• **YOUR OBJECTIVE**
Search the data for "emoji" and copy every matching line.

• **DATA SHOWN**
--- START ---

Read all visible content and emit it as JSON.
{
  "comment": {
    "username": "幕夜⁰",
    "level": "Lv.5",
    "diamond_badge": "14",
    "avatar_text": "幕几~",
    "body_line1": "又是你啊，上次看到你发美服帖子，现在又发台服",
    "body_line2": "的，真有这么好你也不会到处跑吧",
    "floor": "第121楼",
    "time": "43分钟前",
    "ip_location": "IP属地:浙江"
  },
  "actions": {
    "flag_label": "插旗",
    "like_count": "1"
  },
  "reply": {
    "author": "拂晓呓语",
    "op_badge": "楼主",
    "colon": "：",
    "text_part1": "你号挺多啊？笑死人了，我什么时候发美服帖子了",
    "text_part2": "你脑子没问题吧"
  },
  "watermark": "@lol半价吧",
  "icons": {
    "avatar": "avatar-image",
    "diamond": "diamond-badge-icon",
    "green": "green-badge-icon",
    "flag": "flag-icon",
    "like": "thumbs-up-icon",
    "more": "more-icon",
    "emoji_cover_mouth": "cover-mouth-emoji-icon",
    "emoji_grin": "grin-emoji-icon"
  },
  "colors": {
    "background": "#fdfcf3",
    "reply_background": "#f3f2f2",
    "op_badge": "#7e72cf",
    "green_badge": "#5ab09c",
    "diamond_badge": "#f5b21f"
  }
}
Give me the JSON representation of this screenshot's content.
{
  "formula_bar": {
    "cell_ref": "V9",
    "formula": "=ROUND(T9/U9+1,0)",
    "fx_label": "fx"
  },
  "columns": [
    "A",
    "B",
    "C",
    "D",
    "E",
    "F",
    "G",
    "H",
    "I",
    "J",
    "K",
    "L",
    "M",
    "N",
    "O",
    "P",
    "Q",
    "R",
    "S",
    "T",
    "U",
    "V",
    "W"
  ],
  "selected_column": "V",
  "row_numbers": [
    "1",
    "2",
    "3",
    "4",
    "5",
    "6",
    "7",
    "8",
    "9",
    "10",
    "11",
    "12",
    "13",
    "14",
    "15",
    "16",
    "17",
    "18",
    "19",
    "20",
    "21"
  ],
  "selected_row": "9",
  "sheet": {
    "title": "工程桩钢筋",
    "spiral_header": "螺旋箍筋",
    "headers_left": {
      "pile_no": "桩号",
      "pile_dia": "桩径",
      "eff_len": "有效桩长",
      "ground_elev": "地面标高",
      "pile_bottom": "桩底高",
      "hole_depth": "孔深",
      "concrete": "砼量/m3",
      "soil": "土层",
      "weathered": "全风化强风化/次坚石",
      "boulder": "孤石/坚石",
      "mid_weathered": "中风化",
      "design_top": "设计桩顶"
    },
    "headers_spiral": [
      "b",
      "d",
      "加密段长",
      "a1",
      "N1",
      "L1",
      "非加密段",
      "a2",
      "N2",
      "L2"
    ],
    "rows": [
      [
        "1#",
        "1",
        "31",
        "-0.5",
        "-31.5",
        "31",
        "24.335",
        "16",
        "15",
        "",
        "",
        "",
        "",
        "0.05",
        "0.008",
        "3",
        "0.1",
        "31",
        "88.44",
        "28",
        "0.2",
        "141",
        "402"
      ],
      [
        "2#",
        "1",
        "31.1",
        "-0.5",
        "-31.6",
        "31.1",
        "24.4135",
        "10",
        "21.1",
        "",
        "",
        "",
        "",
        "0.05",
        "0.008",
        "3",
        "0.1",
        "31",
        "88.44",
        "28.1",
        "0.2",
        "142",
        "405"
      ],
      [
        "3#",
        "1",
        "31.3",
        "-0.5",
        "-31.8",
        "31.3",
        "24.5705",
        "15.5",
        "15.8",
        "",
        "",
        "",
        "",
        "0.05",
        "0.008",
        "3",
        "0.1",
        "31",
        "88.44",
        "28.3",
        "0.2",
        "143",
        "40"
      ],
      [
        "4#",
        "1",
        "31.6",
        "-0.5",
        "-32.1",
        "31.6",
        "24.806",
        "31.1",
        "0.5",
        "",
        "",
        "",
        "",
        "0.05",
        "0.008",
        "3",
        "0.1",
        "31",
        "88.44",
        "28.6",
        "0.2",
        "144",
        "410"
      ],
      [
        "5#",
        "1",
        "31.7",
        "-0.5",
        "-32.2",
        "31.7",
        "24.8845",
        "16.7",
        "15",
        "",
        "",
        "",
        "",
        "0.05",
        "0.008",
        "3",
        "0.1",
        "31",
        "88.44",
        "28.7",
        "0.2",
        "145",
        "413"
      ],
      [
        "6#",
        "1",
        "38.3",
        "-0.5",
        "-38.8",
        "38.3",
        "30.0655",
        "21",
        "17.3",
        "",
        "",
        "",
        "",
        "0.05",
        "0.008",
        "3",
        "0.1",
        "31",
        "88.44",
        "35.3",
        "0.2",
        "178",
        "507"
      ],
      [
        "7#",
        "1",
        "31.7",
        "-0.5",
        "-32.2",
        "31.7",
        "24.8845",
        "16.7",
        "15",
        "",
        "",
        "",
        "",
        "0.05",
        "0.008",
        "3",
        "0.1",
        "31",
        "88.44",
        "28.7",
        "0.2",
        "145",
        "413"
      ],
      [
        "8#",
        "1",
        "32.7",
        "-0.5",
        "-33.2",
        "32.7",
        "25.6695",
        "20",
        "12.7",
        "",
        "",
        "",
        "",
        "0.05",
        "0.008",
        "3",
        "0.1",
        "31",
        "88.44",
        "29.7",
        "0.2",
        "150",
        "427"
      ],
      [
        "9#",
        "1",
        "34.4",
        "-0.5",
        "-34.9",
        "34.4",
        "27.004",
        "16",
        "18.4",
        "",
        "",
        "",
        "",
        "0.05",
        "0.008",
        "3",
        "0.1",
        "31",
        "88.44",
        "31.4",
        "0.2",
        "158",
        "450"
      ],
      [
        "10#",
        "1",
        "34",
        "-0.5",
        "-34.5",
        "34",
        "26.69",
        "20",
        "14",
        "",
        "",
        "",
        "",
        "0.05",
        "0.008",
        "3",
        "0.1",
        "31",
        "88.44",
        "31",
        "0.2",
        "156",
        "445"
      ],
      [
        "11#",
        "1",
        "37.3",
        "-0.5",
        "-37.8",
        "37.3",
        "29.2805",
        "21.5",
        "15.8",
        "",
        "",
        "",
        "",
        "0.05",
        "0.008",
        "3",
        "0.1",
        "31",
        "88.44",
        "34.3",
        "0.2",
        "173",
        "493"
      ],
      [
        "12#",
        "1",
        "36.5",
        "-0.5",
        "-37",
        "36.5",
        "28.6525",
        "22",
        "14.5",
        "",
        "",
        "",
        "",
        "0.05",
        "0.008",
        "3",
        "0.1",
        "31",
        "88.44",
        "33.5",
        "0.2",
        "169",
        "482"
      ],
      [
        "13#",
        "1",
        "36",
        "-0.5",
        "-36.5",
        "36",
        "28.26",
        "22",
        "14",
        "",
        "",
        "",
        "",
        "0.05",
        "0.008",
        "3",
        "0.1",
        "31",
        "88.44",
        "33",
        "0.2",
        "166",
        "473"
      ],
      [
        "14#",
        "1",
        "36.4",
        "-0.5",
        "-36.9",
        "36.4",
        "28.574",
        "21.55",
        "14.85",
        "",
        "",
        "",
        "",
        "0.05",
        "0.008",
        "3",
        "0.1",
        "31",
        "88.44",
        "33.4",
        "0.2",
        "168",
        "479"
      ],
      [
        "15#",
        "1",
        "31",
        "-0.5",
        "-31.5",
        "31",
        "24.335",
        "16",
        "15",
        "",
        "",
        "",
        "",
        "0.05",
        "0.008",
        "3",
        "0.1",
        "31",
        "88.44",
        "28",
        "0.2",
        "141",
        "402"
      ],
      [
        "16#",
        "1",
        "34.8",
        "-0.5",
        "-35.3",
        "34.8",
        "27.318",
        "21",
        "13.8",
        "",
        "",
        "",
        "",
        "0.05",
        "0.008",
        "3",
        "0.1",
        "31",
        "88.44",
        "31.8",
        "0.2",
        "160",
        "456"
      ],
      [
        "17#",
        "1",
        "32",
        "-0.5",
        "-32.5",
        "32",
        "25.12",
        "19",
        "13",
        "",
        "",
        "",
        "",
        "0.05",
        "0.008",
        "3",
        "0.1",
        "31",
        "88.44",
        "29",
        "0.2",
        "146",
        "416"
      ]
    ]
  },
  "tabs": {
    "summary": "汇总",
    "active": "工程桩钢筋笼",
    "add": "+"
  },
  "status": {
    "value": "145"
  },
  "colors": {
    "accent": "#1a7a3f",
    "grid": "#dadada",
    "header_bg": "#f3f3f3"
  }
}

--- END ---

• **RESPONSE TO THE EXERCISE**
    "emoji_cover_mouth": "cover-mouth-emoji-icon",
    "emoji_grin": "grin-emoji-icon"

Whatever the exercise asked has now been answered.